Dataset rows for apps and sites
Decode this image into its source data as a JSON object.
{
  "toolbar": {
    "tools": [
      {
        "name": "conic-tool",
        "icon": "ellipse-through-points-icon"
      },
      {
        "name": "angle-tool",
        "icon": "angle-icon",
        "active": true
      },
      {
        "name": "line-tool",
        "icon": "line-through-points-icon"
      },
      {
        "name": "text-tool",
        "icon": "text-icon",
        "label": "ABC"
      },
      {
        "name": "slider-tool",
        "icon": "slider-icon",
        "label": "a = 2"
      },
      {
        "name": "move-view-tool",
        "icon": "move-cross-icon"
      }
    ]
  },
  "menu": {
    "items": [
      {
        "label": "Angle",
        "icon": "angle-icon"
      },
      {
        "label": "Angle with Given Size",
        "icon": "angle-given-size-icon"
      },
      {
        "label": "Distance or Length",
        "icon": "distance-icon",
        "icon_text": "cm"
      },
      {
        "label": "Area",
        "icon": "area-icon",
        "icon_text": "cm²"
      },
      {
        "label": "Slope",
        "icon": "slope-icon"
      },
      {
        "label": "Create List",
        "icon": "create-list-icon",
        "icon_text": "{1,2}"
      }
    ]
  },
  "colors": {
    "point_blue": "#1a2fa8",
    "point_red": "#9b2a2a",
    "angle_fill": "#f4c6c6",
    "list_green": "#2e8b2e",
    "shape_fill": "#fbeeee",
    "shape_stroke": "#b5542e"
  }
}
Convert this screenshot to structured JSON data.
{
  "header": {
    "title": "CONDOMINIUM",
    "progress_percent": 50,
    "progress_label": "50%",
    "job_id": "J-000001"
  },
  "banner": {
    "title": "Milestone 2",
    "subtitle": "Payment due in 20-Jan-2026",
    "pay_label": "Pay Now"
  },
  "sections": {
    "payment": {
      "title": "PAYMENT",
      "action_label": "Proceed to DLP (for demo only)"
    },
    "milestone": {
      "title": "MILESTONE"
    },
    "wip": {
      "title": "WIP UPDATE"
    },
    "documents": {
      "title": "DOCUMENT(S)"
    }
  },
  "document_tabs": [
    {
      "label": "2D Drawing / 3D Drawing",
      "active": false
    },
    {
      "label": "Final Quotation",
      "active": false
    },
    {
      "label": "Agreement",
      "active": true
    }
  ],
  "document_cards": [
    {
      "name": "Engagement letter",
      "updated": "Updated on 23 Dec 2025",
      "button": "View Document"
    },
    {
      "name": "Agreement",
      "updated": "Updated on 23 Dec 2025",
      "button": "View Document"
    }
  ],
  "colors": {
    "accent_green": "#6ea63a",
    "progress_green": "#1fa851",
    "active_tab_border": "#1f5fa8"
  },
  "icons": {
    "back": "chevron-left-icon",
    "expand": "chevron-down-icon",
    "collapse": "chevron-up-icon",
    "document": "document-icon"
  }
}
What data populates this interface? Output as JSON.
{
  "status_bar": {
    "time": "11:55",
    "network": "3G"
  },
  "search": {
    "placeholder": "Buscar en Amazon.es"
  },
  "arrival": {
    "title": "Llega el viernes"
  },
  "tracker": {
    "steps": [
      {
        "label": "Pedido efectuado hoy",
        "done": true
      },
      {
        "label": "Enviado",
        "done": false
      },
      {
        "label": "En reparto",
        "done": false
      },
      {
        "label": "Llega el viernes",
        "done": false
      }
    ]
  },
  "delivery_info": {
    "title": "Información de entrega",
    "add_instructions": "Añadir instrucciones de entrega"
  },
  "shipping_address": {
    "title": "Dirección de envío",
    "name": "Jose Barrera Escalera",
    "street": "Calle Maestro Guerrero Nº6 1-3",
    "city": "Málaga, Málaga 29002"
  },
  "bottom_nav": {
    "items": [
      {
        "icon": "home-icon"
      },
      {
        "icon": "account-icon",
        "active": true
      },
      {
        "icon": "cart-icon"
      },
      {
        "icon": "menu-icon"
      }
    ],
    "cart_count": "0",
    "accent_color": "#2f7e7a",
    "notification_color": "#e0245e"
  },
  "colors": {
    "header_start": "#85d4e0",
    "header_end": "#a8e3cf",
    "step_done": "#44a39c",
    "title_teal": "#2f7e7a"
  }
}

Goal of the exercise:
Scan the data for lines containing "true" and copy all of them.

Solution for this task:
        "active": true
      "active": true
        "done": true
        "active": true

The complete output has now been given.